After shooting 10 rolls worth of pictures, I discovered that it's not that practical to have all those plastic sheets with negatives lounging around. I wanted to scan some negatives again and had to fight myself through a jungle of images to find out which group they were in. And it's always the one you check last...
Finding a solution wasn’t the easiest thing though. I’m a bit of a perfectionist and when I have a picture in my head of how I want it, I’m like a pitbull dog, I won’t let go ’til I get that picture (always hilarious when people like that dive into the adventure that is Lomography…)
The biggest issue for me was making my archive independent from technology. I didn’t want to hassle myself with a PC using online databases, spreadsheets, etc. I just used some old-fashioned pen and paper combination to make it all come together.
Keeping my archive in a Moleskine was the obvious choice. I’ve been a huge fan of the blank books for the past 7 years and you can always find me making notes and doodles in them or scribling crochet patterns.
One of the Moleskins (the soft cover ones) has a black cardboard cover. I used a white pen to scribble to be artsy and then I stuck a strip of unused negative on it.
On the inside, my contact information can be found.

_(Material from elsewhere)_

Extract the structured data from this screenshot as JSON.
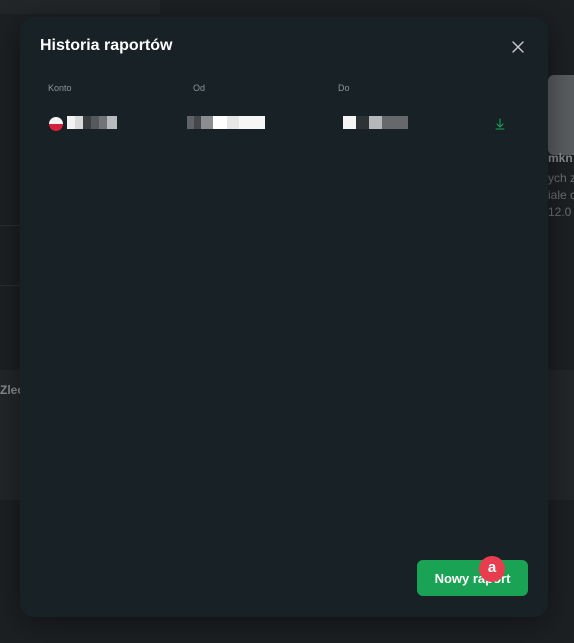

Together with the promise that if someone finds and returns the book to me I’ll shoot a full roll for them with my analogue machines.
So, I have the registration covered, now for the actual system!

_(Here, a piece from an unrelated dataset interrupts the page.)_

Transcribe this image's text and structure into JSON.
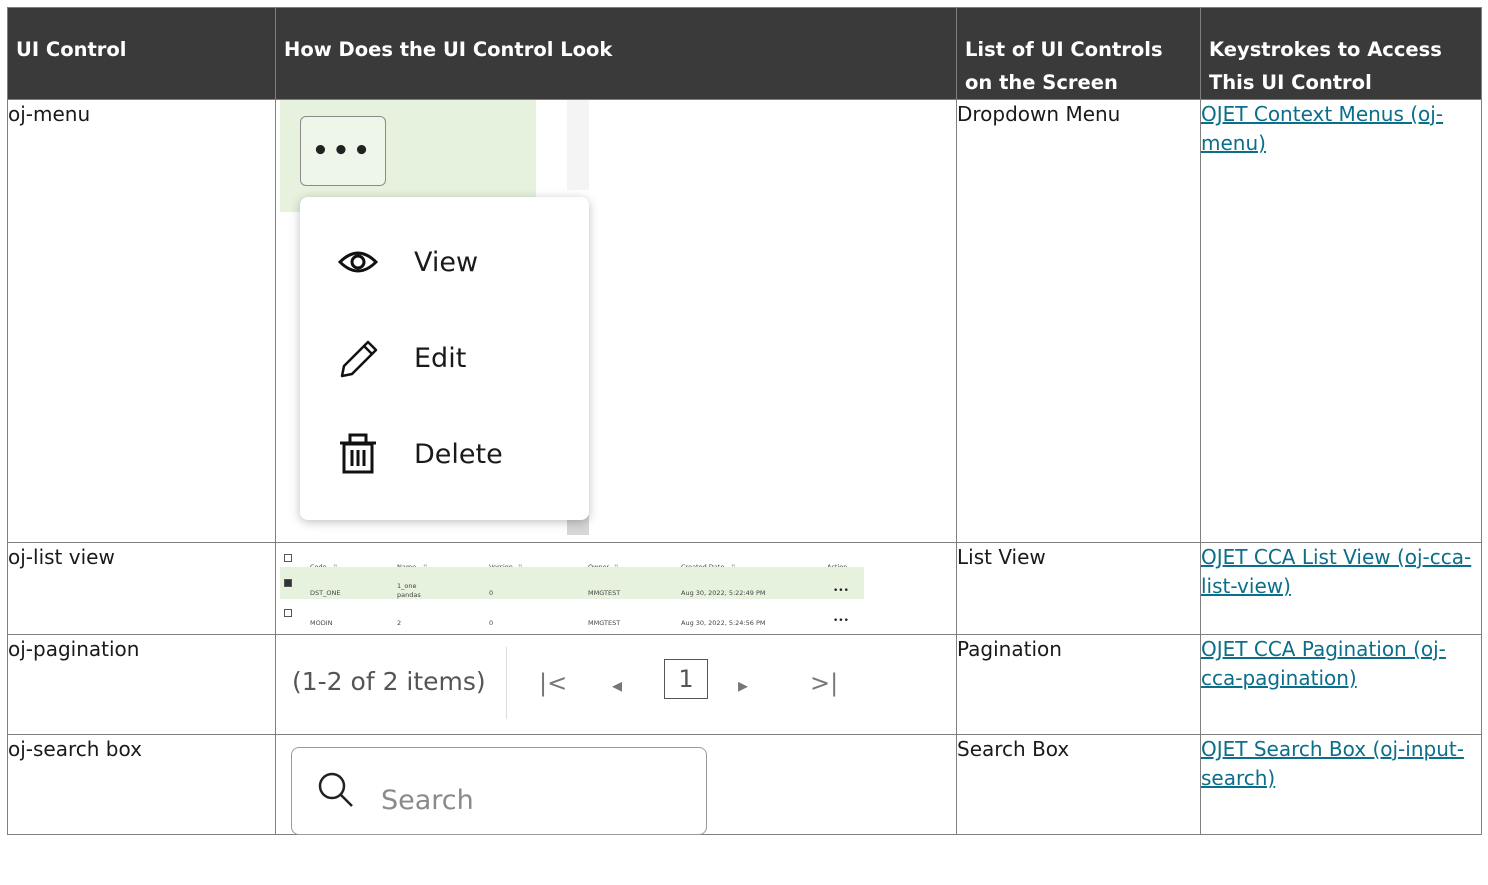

I get most of my film on the roll and I cut them myself. Sometimes this means I have long negatives that just don’t fit into a normal negative sheet. I choose to put the developed rolls back into the canisters. (That’s how I roll, so to speak)
A sticker goes on the canister’s lid and I write a number on it that correspondes with the number in my Moleskine.
Finally, I did decide to put another label on the canisters with a small summary. The type of film, the date and what’s on the roll. A more detailed description will go into the Moleskine.
As a little extra, I put little stickers on the canisters that will instantly show me with what camera the roll was shot.
Collecting all the rolls in one place to keep them organized was the last hurdle and with a great little cardboard drawer I found at the local department store, I fixed that! Eventually, I want to cover them in stickers that I get everywhere but for now it’s still all ‘new’.
The top drawer is 35mm canisters, the middle I filled with scanning masks and the bottom drawer will be dedicated to my 120 rolls.